  1. Say thank you.  I’m saying it twice because it is so important.  Let people know when they have helped you.  Give them credit publicly if you can.
  1. Pay it forward.  Mentor someone else.  Take the calls and emails from people who want to connect with you.  Make time for others the way people are making time for you.
  1. Contact us! Call your NEXT Regional Director.  Tell us what you are looking for and we will help you find someone to connect with. Or contact me!  I’m liz.fisher@birthrightisraelnext.org, or @liz_fisher on Twitter, and I love speaking with professionals in the field.

Stay tuned for more posts inspired by our NEXTwork Launch. In the meantime, see what young adult engagement professionals are talking about by searching the #NEXTwork hashtag on Twitter.

Liz Fisher is the managing director at NEXT: A Division of Birthright Israel Foundation.

Tips for New Engagement Professionals, Courtesy of the NEXTwork

Are you new to the young adult engagement field? Have no fear–your peers and colleagues are here to help.

On May 1st, 2012, NEXT hosted our first-ever NEXTwork Launch in Long Beach, California. In convening a selection of the western contingent of our NEXTwork–our national network of program providers for Birthright Israel alumni and their peers–we aimed to dig deeper into the issues and challenges facing this field. Over 50 professionals gathered for a day-long training, complete with interactive presentations by Brian Elliot (FriendFactor), Yechiel Hoffman (LimmudLA), Jill Soloway (East Side Jews), and Josh Miller (Jim Joseph Foundation). We’ll provide a more thorough recap soon, but in the meantime, we wanted to share this great takeaway from the “Asset Mapping” program. What you see below are the contributions of our brilliant NEXTwork to one attendee’s request for advice to a newbie in the field.

Some highlights:

1) Find a strong support system and a mentor

2) Make sure to enrich yourself Jewishly

3) Set reasonable expectations and then surpass them.

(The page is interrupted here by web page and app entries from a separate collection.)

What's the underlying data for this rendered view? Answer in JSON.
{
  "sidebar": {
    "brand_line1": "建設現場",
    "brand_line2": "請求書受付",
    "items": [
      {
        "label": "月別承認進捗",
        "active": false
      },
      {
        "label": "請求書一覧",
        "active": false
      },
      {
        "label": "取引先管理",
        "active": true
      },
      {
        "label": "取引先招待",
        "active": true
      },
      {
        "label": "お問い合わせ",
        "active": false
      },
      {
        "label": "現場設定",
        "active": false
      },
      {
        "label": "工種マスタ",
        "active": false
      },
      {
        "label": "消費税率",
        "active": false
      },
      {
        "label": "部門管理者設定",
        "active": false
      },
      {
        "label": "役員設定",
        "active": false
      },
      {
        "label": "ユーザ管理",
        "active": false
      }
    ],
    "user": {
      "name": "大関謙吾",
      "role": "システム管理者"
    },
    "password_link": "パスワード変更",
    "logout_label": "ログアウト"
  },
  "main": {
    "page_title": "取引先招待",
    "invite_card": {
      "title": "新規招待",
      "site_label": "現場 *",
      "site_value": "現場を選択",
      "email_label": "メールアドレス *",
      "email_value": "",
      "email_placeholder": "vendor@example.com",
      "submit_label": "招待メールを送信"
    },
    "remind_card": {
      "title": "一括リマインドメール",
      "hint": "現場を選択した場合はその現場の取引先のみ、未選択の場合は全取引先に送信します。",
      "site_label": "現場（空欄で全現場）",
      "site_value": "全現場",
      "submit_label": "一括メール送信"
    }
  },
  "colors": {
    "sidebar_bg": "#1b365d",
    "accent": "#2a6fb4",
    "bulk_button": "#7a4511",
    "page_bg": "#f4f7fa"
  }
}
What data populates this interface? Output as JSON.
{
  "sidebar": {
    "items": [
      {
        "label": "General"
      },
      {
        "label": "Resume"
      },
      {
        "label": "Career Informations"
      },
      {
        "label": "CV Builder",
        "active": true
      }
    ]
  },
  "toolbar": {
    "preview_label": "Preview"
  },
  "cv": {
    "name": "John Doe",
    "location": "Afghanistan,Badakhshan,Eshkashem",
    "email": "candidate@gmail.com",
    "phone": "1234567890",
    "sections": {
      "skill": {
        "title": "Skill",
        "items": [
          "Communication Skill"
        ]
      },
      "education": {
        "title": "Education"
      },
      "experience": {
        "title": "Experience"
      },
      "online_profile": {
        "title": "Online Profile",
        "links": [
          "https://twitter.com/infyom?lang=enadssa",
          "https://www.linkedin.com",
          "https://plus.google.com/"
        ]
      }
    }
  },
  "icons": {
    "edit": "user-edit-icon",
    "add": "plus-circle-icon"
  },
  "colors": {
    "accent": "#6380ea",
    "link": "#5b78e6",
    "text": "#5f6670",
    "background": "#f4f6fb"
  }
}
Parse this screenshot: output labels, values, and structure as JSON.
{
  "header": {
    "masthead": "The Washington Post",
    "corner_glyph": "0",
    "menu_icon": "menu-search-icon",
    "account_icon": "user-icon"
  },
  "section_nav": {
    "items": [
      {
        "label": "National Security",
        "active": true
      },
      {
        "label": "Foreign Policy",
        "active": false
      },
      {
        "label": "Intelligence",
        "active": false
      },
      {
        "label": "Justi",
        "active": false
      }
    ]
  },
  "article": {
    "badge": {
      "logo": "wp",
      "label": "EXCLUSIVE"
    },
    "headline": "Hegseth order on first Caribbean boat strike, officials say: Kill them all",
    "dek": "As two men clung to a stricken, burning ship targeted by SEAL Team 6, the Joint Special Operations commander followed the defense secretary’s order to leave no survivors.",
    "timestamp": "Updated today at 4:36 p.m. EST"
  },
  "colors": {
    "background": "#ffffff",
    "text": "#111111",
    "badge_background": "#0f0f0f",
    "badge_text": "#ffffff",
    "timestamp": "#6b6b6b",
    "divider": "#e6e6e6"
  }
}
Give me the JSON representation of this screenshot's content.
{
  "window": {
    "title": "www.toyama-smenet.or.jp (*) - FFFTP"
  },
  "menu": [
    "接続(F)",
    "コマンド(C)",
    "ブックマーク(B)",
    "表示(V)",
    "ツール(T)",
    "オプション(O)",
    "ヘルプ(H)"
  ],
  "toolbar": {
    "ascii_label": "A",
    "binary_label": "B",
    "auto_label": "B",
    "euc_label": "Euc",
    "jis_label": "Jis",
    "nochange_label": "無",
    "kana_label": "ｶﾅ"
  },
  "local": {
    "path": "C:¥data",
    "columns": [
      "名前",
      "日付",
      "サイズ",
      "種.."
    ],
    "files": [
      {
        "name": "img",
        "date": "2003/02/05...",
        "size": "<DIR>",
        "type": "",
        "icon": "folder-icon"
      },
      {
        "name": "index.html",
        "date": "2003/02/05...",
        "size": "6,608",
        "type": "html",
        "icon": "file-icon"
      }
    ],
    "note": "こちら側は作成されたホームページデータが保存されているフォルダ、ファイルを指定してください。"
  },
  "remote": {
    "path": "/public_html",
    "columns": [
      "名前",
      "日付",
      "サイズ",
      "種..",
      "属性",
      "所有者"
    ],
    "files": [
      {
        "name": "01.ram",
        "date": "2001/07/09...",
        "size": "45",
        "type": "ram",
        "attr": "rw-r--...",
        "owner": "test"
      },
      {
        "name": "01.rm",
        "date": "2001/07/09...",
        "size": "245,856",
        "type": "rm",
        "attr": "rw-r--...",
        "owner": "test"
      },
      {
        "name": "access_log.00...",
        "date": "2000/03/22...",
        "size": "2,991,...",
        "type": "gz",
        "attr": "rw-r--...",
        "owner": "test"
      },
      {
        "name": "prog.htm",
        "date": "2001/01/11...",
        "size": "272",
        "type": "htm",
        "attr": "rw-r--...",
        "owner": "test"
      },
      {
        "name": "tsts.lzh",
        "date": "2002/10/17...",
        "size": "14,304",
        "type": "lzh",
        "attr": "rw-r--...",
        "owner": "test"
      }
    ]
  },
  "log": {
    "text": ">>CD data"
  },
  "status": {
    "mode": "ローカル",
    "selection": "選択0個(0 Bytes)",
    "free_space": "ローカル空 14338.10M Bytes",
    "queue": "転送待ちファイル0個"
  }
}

Check out all of them below:

Our next NEXTwork Launch will take place in Atlanta in just one week! More takeaways from both will be posted soon.